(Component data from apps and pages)
##########
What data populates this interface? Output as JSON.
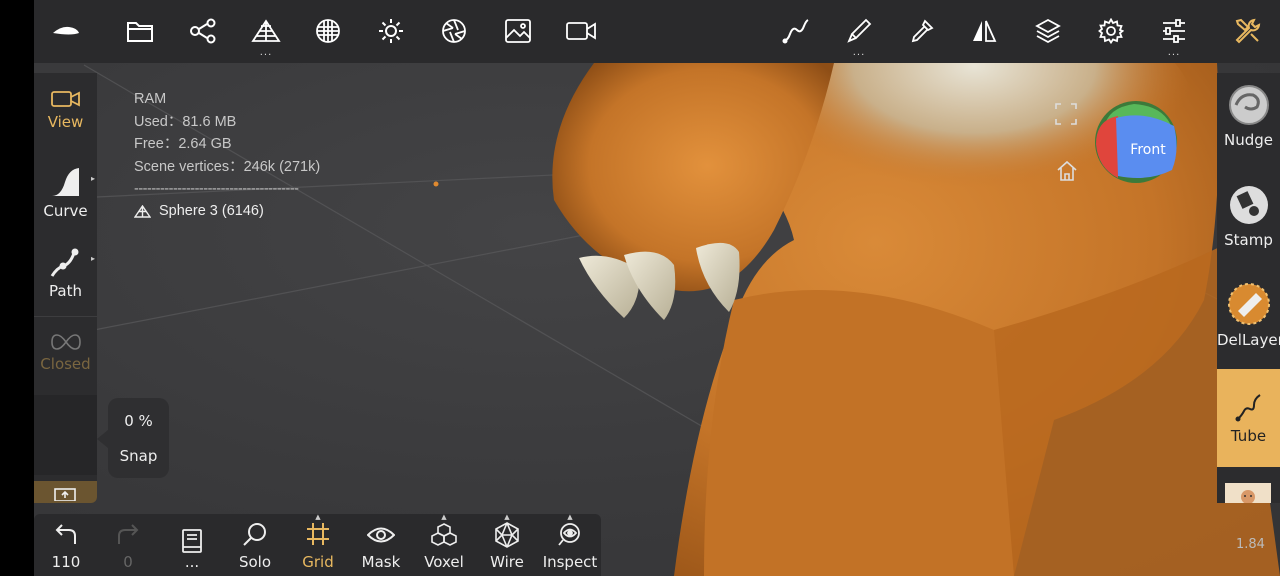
{
  "stats": {
    "ram_label": "RAM",
    "used": "Used：81.6 MB",
    "free": "Free：2.64 GB",
    "vertices": "Scene vertices：246k (271k)",
    "separator": "--------------------------------------",
    "object_name": "Sphere 3 (6146)"
  },
  "left_panel": {
    "view": "View",
    "curve": "Curve",
    "path": "Path",
    "closed": "Closed"
  },
  "snap": {
    "percent": "0 %",
    "label": "Snap"
  },
  "right_panel": {
    "nudge": "Nudge",
    "stamp": "Stamp",
    "dellayer": "DelLayer",
    "tube": "Tube"
  },
  "bottom_bar": {
    "undo_count": "110",
    "redo_count": "0",
    "scene_dots": "...",
    "solo": "Solo",
    "grid": "Grid",
    "mask": "Mask",
    "voxel": "Voxel",
    "wire": "Wire",
    "inspect": "Inspect"
  },
  "gizmo": {
    "face": "Front"
  },
  "version": "1.84",
  "colors": {
    "accent": "#e8b860",
    "toolbar_bg": "#2a2a2c",
    "viewport_bg": "#3a3a3c",
    "model_orange": "#c87a2e"
  },
  "icons": {
    "top_left": [
      "app-logo-icon",
      "folder-icon",
      "share-nodes-icon",
      "topology-icon",
      "material-sphere-icon",
      "light-sun-icon",
      "camera-aperture-icon",
      "background-image-icon",
      "video-camera-icon"
    ],
    "top_right": [
      "stroke-icon",
      "brush-icon",
      "picker-icon",
      "symmetry-icon",
      "layers-icon",
      "settings-gear-icon",
      "sliders-icon",
      "tools-wrench-icon"
    ]
  }
}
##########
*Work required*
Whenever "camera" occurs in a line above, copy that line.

*Output for this exercise*
      "camera-aperture-icon",
      "video-camera-icon"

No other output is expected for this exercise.